Whether we perceive a color as warm or cool is relative to the particular color and its surrounding colors. Generally, reds, yellows, and oranges are warm colors, while blues, greens, and violets are considered cool. Warm colors tend to “advance” or “condense” a room, while cool colors “recede” or “expand” a room. Combining both warm and cool colors in a decorating scheme intensifies the temperature of the respective colors.
Intensity (or choma) refers to a color’s purity or brightness and, conversely, its dullness. The purer or less gray a color, the more intensity it has. Bright yellow and cherry red are high-intensity colors; ochre and brick are low-intensity colors. Try using intense colors as accents in your decore. Intense colors add energy to a room, while lower-intensity colors can give a room a calming effect.
The Color Wheel
The standard color wheel includes high-intensity, pure colors. While you may not use these vibrant colors in your home as they appear on the wheel, the principles associated with this handy tool can help you create your desired effect. There are 12 colors in a standard color wheel that are divided into three designations: primary color (pure red, blue, and yellow);secondary colors, which are a combination of two primary colors and include orange (red and yellow), green (yellow and blue) and violet (blue and red); and tertiary colors, which are a combination of a primary and a secondary color. Tertiary colors are identified by the names of the colors used, such as blue-green, yellow-green, blue-violet, red-violet, red-orange, and yellow-orange.
The language of Color
Some frequently used terms regarding color: Hue Another name for color, hue refers to the color family, such as red, blue or yellow. Shade A color or hue that is mixed with black or gray Tint A color or hue that is mixed with white. Value The relative lightness or darkness of a color.
|Starting Points for Decorating a Room
|Determining Your Color Preferences and Developing Your Color Palette
Take a look at your collection of items and consider the following:
Begin grouping colors to see which ones appeal most to you.
Editing Your Collection of Ideas
Your final choices should please your eye, feel balanced, and create the mood or feeling that you want.
Color schemes that use tints and shade of the same color.

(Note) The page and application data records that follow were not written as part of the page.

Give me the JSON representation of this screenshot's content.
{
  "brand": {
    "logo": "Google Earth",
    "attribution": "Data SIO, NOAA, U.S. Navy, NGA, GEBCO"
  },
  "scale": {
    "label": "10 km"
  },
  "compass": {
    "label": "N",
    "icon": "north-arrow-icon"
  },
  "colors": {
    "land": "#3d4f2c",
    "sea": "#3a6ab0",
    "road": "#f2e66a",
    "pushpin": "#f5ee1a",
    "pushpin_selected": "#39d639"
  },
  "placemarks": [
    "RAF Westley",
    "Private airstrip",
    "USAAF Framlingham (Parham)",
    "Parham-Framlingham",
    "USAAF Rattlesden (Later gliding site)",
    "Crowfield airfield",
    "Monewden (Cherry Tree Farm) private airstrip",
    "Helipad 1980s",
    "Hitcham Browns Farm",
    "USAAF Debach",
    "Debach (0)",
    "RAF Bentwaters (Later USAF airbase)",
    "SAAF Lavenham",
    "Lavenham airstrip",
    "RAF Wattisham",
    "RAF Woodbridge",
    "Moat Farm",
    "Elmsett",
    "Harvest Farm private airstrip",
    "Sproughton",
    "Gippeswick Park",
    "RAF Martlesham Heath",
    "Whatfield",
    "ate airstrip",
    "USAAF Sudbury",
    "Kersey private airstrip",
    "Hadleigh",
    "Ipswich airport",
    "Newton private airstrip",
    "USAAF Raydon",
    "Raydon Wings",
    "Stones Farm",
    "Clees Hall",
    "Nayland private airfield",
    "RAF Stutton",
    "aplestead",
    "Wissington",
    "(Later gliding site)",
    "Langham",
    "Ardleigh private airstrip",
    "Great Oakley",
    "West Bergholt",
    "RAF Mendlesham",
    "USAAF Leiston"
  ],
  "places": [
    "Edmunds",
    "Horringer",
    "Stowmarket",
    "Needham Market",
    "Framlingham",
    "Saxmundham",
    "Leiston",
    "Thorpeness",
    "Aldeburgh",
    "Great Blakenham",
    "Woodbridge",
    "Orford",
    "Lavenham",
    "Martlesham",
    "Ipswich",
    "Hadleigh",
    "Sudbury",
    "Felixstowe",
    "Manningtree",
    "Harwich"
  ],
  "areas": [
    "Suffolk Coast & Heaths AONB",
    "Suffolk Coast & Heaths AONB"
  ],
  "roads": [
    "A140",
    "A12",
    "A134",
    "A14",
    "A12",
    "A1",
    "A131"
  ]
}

The effect of a monochromatic color scheme can be subtle and subdued when using a soft color, or dramatic and daring when opting for a rich hue like the deep violet we selected for this bedroom. To keep things interesting, the bedding incorporated slight shifts in color, from garden-fresh hyacinth to deep, rich eggplant. Dashes of crisp white in the pillows, lamps, window coverings, floor, and furnishings – even in the floral bouquet – add to the room’s dramatic feel.
Includes the two colors that oppose each other on the color wheel.
Opposites attract, so it’s no surprise that complementary colors are pleasing to the eye. The warm brick red and rich avocado hues in this dining room bring out the best in one another. Complementary colors enhance each other’s temperature, adding interest and energy to the décor – the perfect color foil for this room’s whimsical accessories.
Use consecutive colors on the color wheel. Create a pleasing palette by using one more prominently than the other two.
A variety of greens create an analogous color scheme that is both soothing and sensational. The tonal richness of these colors beautifully complements the contemporary furnishings of this living space. A refreshing blue-green covers the wall adjoining both the dining room and living room, maintaining the spaciousness of an open floor plan. The soft green wall in the living room helps to define the space, as it coordinates with the dining area, while the yellow-green floor that runs the length of both rooms serves to anchor the overall space.
A sophisticated twist to primary colors includes the smoky blue, russet red, and complex yellow used in this contemporary country room. These muted hues create a room that is colorful and livable, easily incorporating rustic furnishings with more modern accents. Note how easily the traditional glazed pottery works with the more contemporary handcrafted lamp.
One Room, Three Looks
Colors and Paints
Color is a dynamic element in your home’s décor, tying together room furnishings and accessories, as well as creating just the right mood, whether restful, or revitalizing.
Paint comes in different sheen levels that impact both the aesthetic and functional aspects of a room. Sheen affects the amount of light reflected from the painted surface, hiding or highlighting imperfections and affecting color perception. Sheen levels can also affect the washability of a surface, so traffic and usage can play an important role in determining sheen choice. Paint usually offers five sheen levels: flat, matte, eggshell, satin, and semi-gloss. Generally, the higher the sheen level, the easier the surface is to clean. However, the proprietary formulation of paint allows for all of our finishes to be washable and remain beautiful in any room of your home. Some tips on sheen selection include:
- A flat or matte provides excellent depth of color and is ideal for less-than-perfect surfaces and easy touch-ups. Flat is also the preferred sheen for ceilings due to its nonreflective qualities.
- The subtle sheens of eggshell and satin reveal color with a softly polished glow and provide an easy- to-clean surface that is ideal for kitchens and baths.
- Semi-gloss is particularly durable and stands up well to repeated cleanings – a must for moldings and trim. Its soft sheen provides a beautiful frame to a flat or matte wall, adding a subtle touch of reflective light to any room.